Isn’t the Bible cruel? It permits things like slavery and killing the Canaanites. Isn't it so out of date that it cannot be relevant today?

Taken by itself, the Bible does seem cruel.  Any text has to be seen in the context of its time. Three thousand years ago, Judaism offered a new legal and moral tradition. This tradition contrasted with paganism of that era which rejected constraints and human values. And Judaism did so by weaning people off old practices in stages. For example, look at the Hammurabi Code and you will see how other Middle Eastern legal codes treated women, slaves, lower classes and aliens.

However, it is strange to try to compare modernity with a culture that is over three thousand years old without allowing for new developments. Nothing ever stands still. And Judaism did not stand still. The law was not fossilized. The biblical tradition is like the modern American Constitution in many ways. It is constantly evolving. The original text was modified by the Amendments and the Amendments were modified by successive Supreme Courts who interpreted the laws (originalists versus evolutionists). The constitution, as understood nowadays, is very different to the initial text but is still derived from it.

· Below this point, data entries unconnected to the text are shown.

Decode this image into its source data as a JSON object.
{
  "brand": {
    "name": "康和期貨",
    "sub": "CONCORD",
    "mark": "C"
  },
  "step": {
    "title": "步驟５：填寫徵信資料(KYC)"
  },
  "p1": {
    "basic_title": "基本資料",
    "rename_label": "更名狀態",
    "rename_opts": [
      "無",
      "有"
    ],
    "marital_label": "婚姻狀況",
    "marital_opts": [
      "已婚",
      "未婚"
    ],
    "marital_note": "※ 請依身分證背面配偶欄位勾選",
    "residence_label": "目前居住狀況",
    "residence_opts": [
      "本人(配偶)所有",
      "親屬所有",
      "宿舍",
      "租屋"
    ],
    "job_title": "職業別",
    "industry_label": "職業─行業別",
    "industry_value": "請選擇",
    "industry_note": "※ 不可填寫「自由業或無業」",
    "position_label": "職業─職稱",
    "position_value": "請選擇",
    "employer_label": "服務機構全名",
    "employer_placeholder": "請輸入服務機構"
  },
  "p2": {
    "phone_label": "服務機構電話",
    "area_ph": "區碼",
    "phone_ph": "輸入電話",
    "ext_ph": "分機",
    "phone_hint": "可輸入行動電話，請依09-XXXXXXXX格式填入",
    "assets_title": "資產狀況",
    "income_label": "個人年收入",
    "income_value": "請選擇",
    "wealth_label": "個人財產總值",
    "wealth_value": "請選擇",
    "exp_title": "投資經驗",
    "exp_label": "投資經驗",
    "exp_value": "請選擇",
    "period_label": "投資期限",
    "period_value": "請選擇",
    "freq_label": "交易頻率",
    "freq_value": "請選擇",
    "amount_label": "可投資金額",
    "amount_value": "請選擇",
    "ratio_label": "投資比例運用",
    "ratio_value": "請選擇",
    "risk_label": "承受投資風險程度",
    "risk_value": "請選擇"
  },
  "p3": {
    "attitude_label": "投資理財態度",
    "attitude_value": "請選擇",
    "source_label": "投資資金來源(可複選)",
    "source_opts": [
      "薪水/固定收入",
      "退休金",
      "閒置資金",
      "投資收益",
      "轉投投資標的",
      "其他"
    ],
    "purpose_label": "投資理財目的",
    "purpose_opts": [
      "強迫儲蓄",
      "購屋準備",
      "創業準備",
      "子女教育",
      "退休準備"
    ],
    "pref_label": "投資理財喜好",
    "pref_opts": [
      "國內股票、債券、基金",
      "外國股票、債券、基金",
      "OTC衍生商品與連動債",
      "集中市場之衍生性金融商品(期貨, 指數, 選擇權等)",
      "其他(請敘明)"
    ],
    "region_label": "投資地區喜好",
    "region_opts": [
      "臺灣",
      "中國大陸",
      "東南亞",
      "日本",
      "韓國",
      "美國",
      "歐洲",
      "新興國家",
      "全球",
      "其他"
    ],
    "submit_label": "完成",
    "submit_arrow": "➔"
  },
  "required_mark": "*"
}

Biblical Law was expanded on by an Oral law. New developments and circumstances were incorporated in what would become the next stage, the Mishna. The Mishna was written down approximately two thousand years ago. That was then modified by the Gemara about five hundred years later. Jewish Law has continued to develop to meet new challenges. Sometimes by modifying older laws and sometimes by adding new ones. For example, texts from the Mishna say that all Biblical laws relating to fighting the Canaanite tribes no longer apply. A whole slew of Biblical rules on purity, worship and civil law were declared no longer applicable.

Some would argue that Judaism set the basis for modern, social society.  Today, America, like all Sovereign States, accords privileges and benefits to citizens which it denies to non-citizens. The bible, too, gave benefits to citizens. But the Bible welcomed aliens, strangers and non-Jews who simply had to agree to abide by the basic civil laws. Then they were accorded equal civil rights regardless of race, gender or religion. The Bible says the following verse 26 times: “be kind to the stranger because you were strangers once.” And that was three thousand years ago.